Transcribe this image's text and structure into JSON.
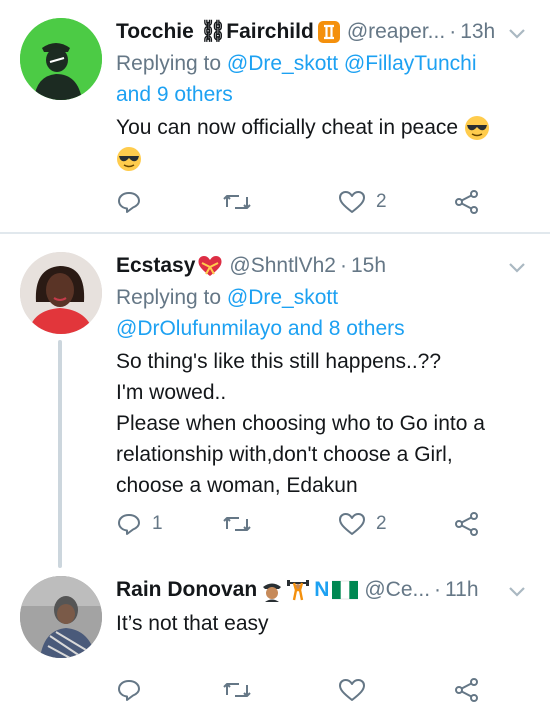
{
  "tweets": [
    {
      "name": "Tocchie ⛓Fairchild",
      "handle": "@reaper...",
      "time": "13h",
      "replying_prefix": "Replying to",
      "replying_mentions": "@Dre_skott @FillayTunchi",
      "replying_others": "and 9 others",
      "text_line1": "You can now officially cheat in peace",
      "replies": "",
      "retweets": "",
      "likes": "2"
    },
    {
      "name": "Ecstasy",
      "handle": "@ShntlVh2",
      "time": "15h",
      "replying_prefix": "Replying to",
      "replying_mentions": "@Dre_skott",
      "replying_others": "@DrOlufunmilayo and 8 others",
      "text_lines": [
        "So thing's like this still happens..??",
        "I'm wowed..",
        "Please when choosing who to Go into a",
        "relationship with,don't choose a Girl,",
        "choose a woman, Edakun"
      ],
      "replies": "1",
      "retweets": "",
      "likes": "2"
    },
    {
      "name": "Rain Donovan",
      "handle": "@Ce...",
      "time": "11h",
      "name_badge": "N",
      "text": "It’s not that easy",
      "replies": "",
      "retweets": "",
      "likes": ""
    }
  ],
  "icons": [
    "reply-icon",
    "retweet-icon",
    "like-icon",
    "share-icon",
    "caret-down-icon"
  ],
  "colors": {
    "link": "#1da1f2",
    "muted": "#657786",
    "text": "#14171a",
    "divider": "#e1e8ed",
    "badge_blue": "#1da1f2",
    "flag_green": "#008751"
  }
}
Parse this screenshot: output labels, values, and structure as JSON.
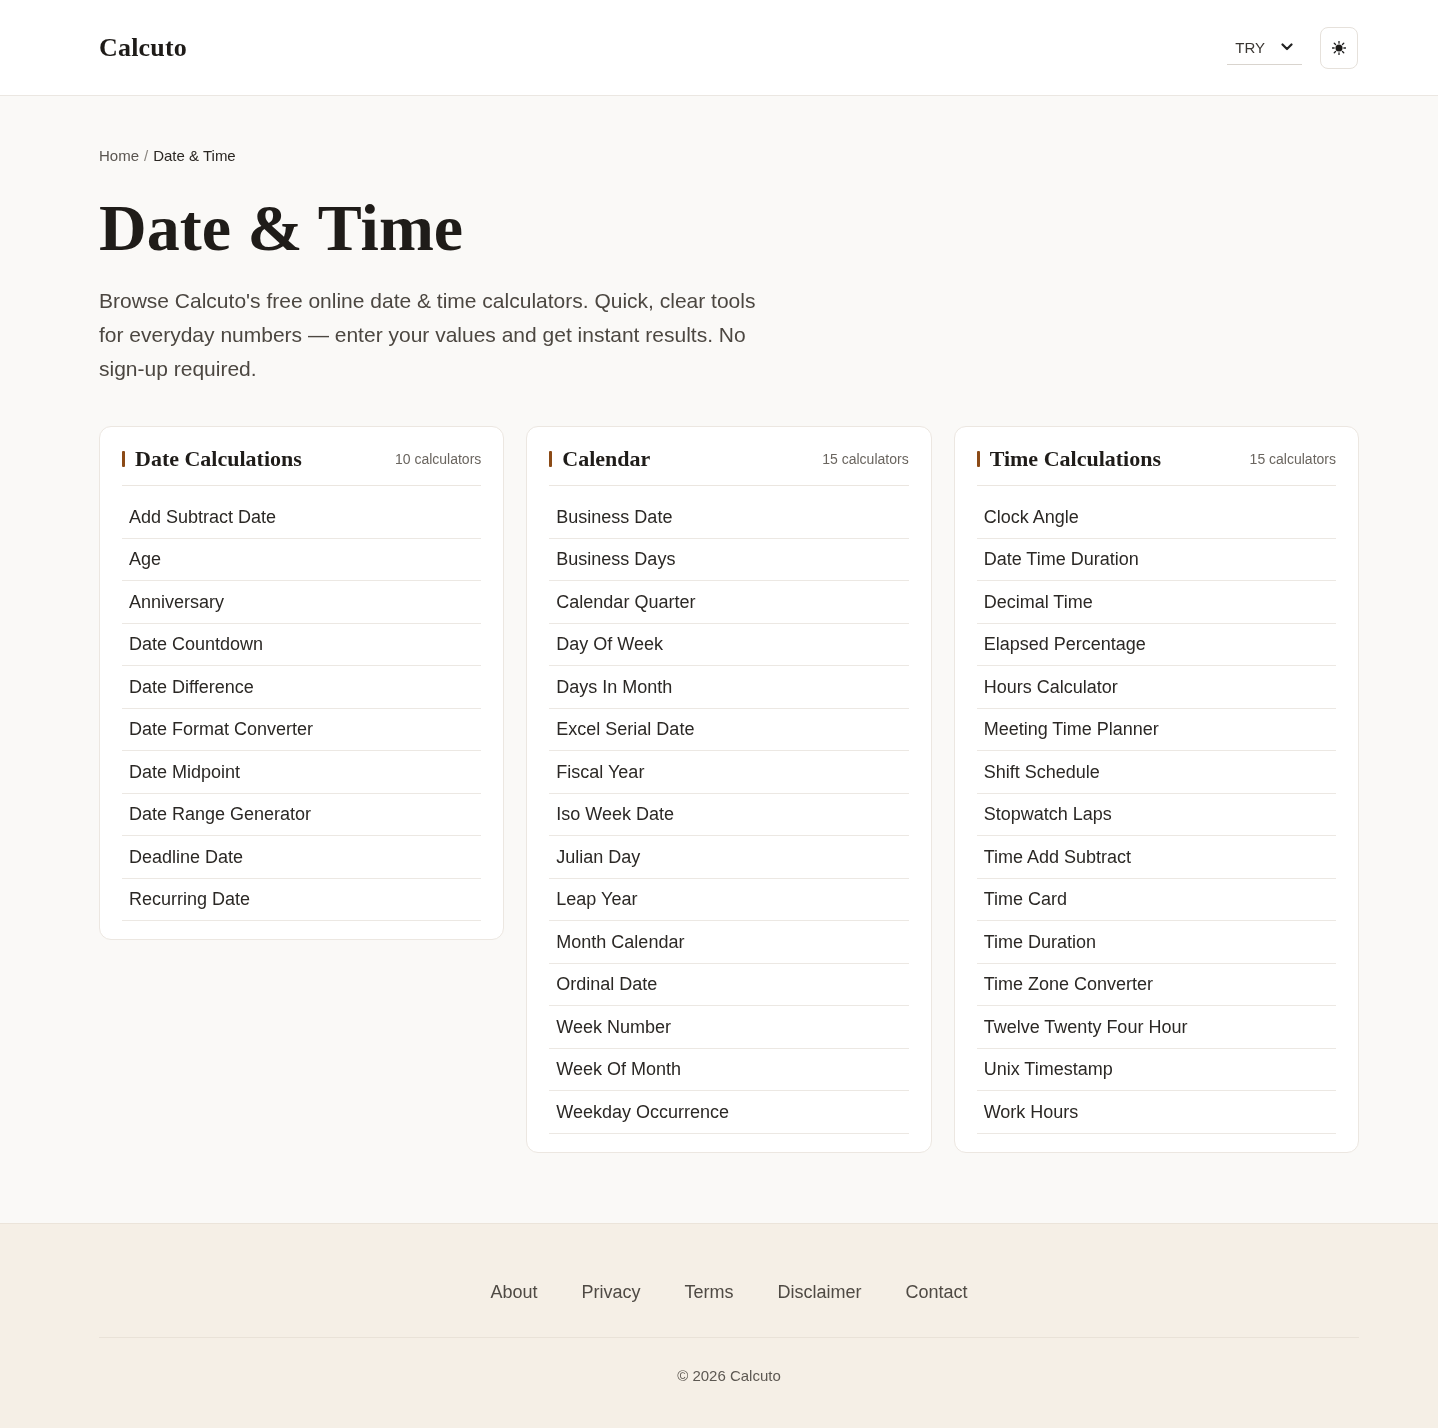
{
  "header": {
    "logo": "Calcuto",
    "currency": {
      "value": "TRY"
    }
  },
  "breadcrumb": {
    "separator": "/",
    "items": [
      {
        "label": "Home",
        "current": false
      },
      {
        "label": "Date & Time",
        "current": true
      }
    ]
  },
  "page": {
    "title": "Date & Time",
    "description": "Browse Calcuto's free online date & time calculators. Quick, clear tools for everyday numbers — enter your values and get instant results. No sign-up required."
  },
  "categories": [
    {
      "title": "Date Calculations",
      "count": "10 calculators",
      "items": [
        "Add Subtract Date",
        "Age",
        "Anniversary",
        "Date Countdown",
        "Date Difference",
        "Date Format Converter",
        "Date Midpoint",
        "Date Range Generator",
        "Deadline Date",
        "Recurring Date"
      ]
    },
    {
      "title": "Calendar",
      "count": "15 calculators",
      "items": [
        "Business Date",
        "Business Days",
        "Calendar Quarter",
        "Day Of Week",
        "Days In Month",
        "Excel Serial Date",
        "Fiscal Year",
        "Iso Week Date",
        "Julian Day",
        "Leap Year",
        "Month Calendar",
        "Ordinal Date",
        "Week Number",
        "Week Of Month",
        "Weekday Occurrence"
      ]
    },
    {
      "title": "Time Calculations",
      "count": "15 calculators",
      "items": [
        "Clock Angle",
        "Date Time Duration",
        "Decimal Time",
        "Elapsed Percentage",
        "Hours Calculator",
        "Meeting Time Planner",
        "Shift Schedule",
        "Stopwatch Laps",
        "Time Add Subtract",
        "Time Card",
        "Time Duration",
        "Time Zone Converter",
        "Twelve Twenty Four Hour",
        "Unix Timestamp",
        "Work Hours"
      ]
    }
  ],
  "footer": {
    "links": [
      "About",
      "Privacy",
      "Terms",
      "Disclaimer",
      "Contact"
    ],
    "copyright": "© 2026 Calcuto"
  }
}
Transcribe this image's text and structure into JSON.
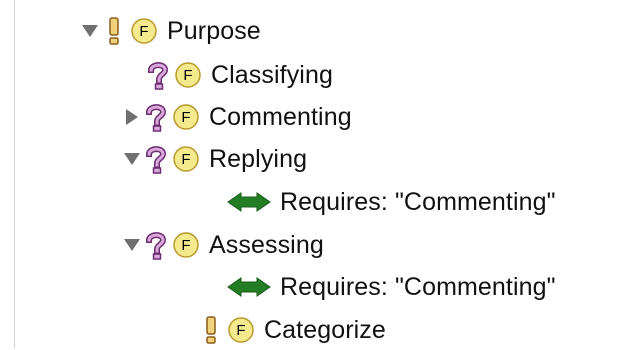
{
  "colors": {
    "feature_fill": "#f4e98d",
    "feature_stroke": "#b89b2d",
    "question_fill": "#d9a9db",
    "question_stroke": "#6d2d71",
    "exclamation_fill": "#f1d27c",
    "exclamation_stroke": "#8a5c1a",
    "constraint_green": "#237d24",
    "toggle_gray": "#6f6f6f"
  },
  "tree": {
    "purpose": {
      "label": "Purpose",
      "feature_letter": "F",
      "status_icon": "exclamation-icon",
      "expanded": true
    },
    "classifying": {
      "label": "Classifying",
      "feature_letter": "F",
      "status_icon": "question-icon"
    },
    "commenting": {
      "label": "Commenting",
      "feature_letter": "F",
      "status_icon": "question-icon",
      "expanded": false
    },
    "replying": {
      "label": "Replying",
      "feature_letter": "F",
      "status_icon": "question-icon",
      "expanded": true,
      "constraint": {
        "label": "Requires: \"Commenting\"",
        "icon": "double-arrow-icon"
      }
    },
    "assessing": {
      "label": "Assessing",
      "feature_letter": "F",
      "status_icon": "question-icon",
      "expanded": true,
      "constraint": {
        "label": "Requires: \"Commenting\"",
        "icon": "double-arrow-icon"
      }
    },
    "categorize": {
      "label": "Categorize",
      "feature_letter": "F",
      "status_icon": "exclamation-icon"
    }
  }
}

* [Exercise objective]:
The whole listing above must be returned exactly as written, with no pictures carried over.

* [Written answer]:
Transcribe this image's text and structure into JSON.
{
  "tweets": [
    {
      "name": "Tocchie ⛓Fairchild",
      "handle": "@reaper...",
      "time": "13h",
      "replying_prefix": "Replying to",
      "replying_mentions": "@Dre_skott @FillayTunchi",
      "replying_others": "and 9 others",
      "text_line1": "You can now officially cheat in peace",
      "replies": "",
      "retweets": "",
      "likes": "2"
    },
    {
      "name": "Ecstasy",
      "handle": "@ShntlVh2",
      "time": "15h",
      "replying_prefix": "Replying to",
      "replying_mentions": "@Dre_skott",
      "replying_others": "@DrOlufunmilayo and 8 others",
      "text_lines": [
        "So thing's like this still happens..??",
        "I'm wowed..",
        "Please when choosing who to Go into a",
        "relationship with,don't choose a Girl,",
        "choose a woman, Edakun"
      ],
      "replies": "1",
      "retweets": "",
      "likes": "2"
    },
    {
      "name": "Rain Donovan",
      "handle": "@Ce...",
      "time": "11h",
      "name_badge": "N",
      "text": "It’s not that easy",
      "replies": "",
      "retweets": "",
      "likes": ""
    }
  ],
  "icons": [
    "reply-icon",
    "retweet-icon",
    "like-icon",
    "share-icon",
    "caret-down-icon"
  ],
  "colors": {
    "link": "#1da1f2",
    "muted": "#657786",
    "text": "#14171a",
    "divider": "#e1e8ed",
    "badge_blue": "#1da1f2",
    "flag_green": "#008751"
  }
}
Parse this screenshot: output labels, values, and structure as JSON.
{
  "header": {
    "logo": "Calcuto",
    "currency": {
      "value": "TRY"
    }
  },
  "breadcrumb": {
    "separator": "/",
    "items": [
      {
        "label": "Home",
        "current": false
      },
      {
        "label": "Date & Time",
        "current": true
      }
    ]
  },
  "page": {
    "title": "Date & Time",
    "description": "Browse Calcuto's free online date & time calculators. Quick, clear tools for everyday numbers — enter your values and get instant results. No sign-up required."
  },
  "categories": [
    {
      "title": "Date Calculations",
      "count": "10 calculators",
      "items": [
        "Add Subtract Date",
        "Age",
        "Anniversary",
        "Date Countdown",
        "Date Difference",
        "Date Format Converter",
        "Date Midpoint",
        "Date Range Generator",
        "Deadline Date",
        "Recurring Date"
      ]
    },
    {
      "title": "Calendar",
      "count": "15 calculators",
      "items": [
        "Business Date",
        "Business Days",
        "Calendar Quarter",
        "Day Of Week",
        "Days In Month",
        "Excel Serial Date",
        "Fiscal Year",
        "Iso Week Date",
        "Julian Day",
        "Leap Year",
        "Month Calendar",
        "Ordinal Date",
        "Week Number",
        "Week Of Month",
        "Weekday Occurrence"
      ]
    },
    {
      "title": "Time Calculations",
      "count": "15 calculators",
      "items": [
        "Clock Angle",
        "Date Time Duration",
        "Decimal Time",
        "Elapsed Percentage",
        "Hours Calculator",
        "Meeting Time Planner",
        "Shift Schedule",
        "Stopwatch Laps",
        "Time Add Subtract",
        "Time Card",
        "Time Duration",
        "Time Zone Converter",
        "Twelve Twenty Four Hour",
        "Unix Timestamp",
        "Work Hours"
      ]
    }
  ],
  "footer": {
    "links": [
      "About",
      "Privacy",
      "Terms",
      "Disclaimer",
      "Contact"
    ],
    "copyright": "© 2026 Calcuto"
  }
}
Transcribe this image's text and structure into JSON.
{
  "colors": {
    "feature_fill": "#f4e98d",
    "feature_stroke": "#b89b2d",
    "question_fill": "#d9a9db",
    "question_stroke": "#6d2d71",
    "exclamation_fill": "#f1d27c",
    "exclamation_stroke": "#8a5c1a",
    "constraint_green": "#237d24",
    "toggle_gray": "#6f6f6f"
  },
  "tree": {
    "purpose": {
      "label": "Purpose",
      "feature_letter": "F",
      "status_icon": "exclamation-icon",
      "expanded": true
    },
    "classifying": {
      "label": "Classifying",
      "feature_letter": "F",
      "status_icon": "question-icon"
    },
    "commenting": {
      "label": "Commenting",
      "feature_letter": "F",
      "status_icon": "question-icon",
      "expanded": false
    },
    "replying": {
      "label": "Replying",
      "feature_letter": "F",
      "status_icon": "question-icon",
      "expanded": true,
      "constraint": {
        "label": "Requires: \"Commenting\"",
        "icon": "double-arrow-icon"
      }
    },
    "assessing": {
      "label": "Assessing",
      "feature_letter": "F",
      "status_icon": "question-icon",
      "expanded": true,
      "constraint": {
        "label": "Requires: \"Commenting\"",
        "icon": "double-arrow-icon"
      }
    },
    "categorize": {
      "label": "Categorize",
      "feature_letter": "F",
      "status_icon": "exclamation-icon"
    }
  }
}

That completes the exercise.